▶ INSTRUCTIONS TO FOLLOW
Please state how many lines of the records below contain the word "Details". Give the number and nothing else.

[GIVEN INFORMATION — start]

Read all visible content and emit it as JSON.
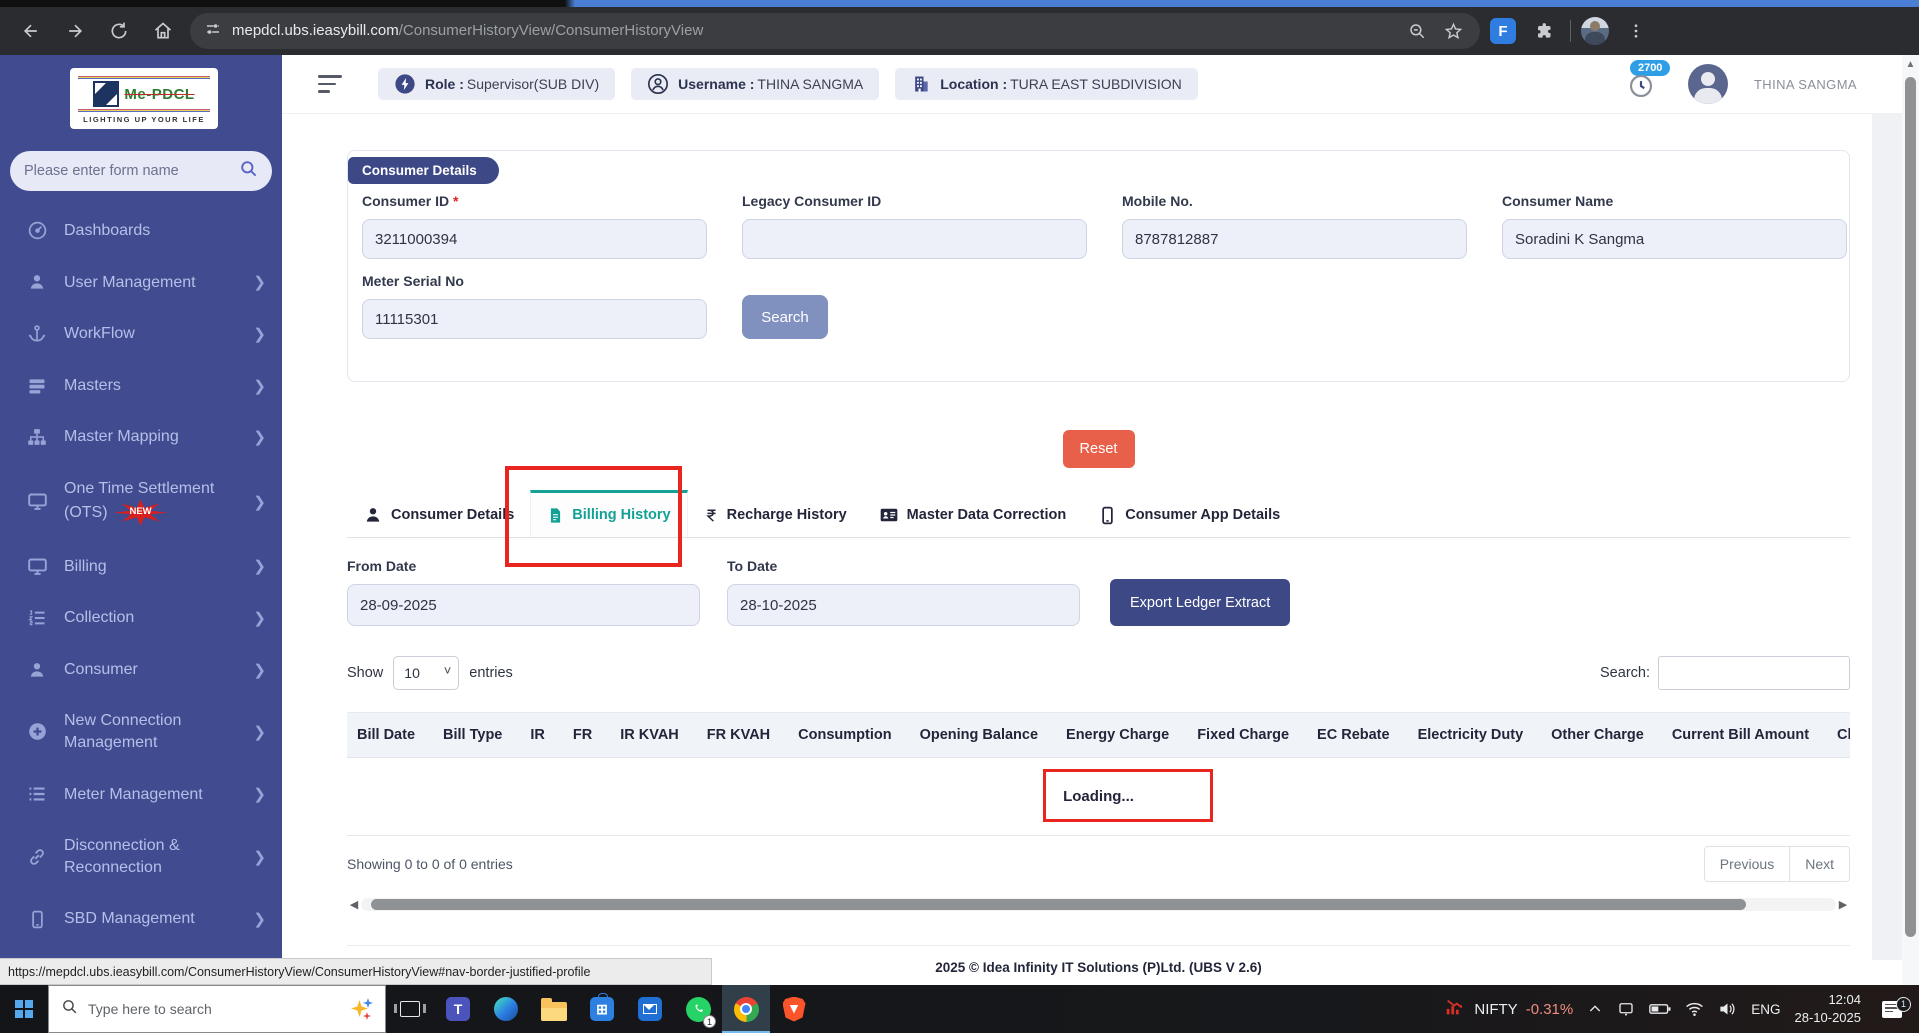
{
  "browser": {
    "url_domain": "mepdcl.ubs.ieasybill.com",
    "url_path": "/ConsumerHistoryView/ConsumerHistoryView",
    "status_link": "https://mepdcl.ubs.ieasybill.com/ConsumerHistoryView/ConsumerHistoryView#nav-border-justified-profile"
  },
  "header": {
    "role_label": "Role :",
    "role_value": "Supervisor(SUB DIV)",
    "username_label": "Username :",
    "username_value": "THINA SANGMA",
    "location_label": "Location :",
    "location_value": "TURA EAST SUBDIVISION",
    "notification_count": "2700",
    "profile_name": "THINA SANGMA"
  },
  "sidebar": {
    "logo_title": "Me-PDCL",
    "logo_subtitle": "LIGHTING UP YOUR LIFE",
    "search_placeholder": "Please enter form name",
    "items": [
      {
        "label": "Dashboards",
        "icon": "gauge",
        "arrow": false
      },
      {
        "label": "User Management",
        "icon": "user",
        "arrow": true
      },
      {
        "label": "WorkFlow",
        "icon": "anchor",
        "arrow": true
      },
      {
        "label": "Masters",
        "icon": "bars",
        "arrow": true
      },
      {
        "label": "Master Mapping",
        "icon": "sitemap",
        "arrow": true
      },
      {
        "label": "One Time Settlement (OTS)",
        "icon": "monitor",
        "arrow": true,
        "badge": "NEW"
      },
      {
        "label": "Billing",
        "icon": "monitor",
        "arrow": true
      },
      {
        "label": "Collection",
        "icon": "listol",
        "arrow": true
      },
      {
        "label": "Consumer",
        "icon": "user",
        "arrow": true
      },
      {
        "label": "New Connection Management",
        "icon": "pluscircle",
        "arrow": true
      },
      {
        "label": "Meter Management",
        "icon": "list",
        "arrow": true
      },
      {
        "label": "Disconnection & Reconnection",
        "icon": "link",
        "arrow": true
      },
      {
        "label": "SBD Management",
        "icon": "mobile",
        "arrow": true
      }
    ]
  },
  "consumer_form": {
    "card_title": "Consumer Details",
    "consumer_id_label": "Consumer ID",
    "consumer_id_required": "*",
    "consumer_id_value": "3211000394",
    "legacy_id_label": "Legacy Consumer ID",
    "legacy_id_value": "",
    "mobile_label": "Mobile No.",
    "mobile_value": "8787812887",
    "name_label": "Consumer Name",
    "name_value": "Soradini K Sangma",
    "meter_label": "Meter Serial No",
    "meter_value": "11115301",
    "search_button": "Search",
    "reset_button": "Reset"
  },
  "tabs": [
    {
      "label": "Consumer Details",
      "icon": "user",
      "active": false
    },
    {
      "label": "Billing History",
      "icon": "file",
      "active": true
    },
    {
      "label": "Recharge History",
      "icon": "rupee",
      "active": false
    },
    {
      "label": "Master Data Correction",
      "icon": "idcard",
      "active": false
    },
    {
      "label": "Consumer App Details",
      "icon": "mobile",
      "active": false
    }
  ],
  "billing_history": {
    "from_date_label": "From Date",
    "from_date_value": "28-09-2025",
    "to_date_label": "To Date",
    "to_date_value": "28-10-2025",
    "export_button": "Export Ledger Extract",
    "show_label": "Show",
    "page_size": "10",
    "entries_label": "entries",
    "search_label": "Search:",
    "table_headers": [
      "Bill Date",
      "Bill Type",
      "IR",
      "FR",
      "IR KVAH",
      "FR KVAH",
      "Consumption",
      "Opening Balance",
      "Energy Charge",
      "Fixed Charge",
      "EC Rebate",
      "Electricity Duty",
      "Other Charge",
      "Current Bill Amount",
      "Closing"
    ],
    "loading_text": "Loading...",
    "showing_text": "Showing 0 to 0 of 0 entries",
    "previous_button": "Previous",
    "next_button": "Next"
  },
  "footer": {
    "copyright": "2025 © Idea Infinity IT Solutions (P)Ltd. (UBS V 2.6)"
  },
  "taskbar": {
    "search_placeholder": "Type here to search",
    "stock_ticker": "NIFTY",
    "stock_change": "-0.31%",
    "language": "ENG",
    "time": "12:04",
    "date": "28-10-2025",
    "whatsapp_badge": "1",
    "notification_badge": "1"
  },
  "colors": {
    "sidebar": "#414c90",
    "navy": "#3d4886",
    "teal_active_tab": "#14a195",
    "reset_coral": "#e9604a",
    "gear_blue": "#2aa9e1",
    "badge_blue": "#2e9fe6",
    "annotation_red": "#e8261f"
  }
}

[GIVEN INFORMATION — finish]

▶ RESULT OF THIS TASK
3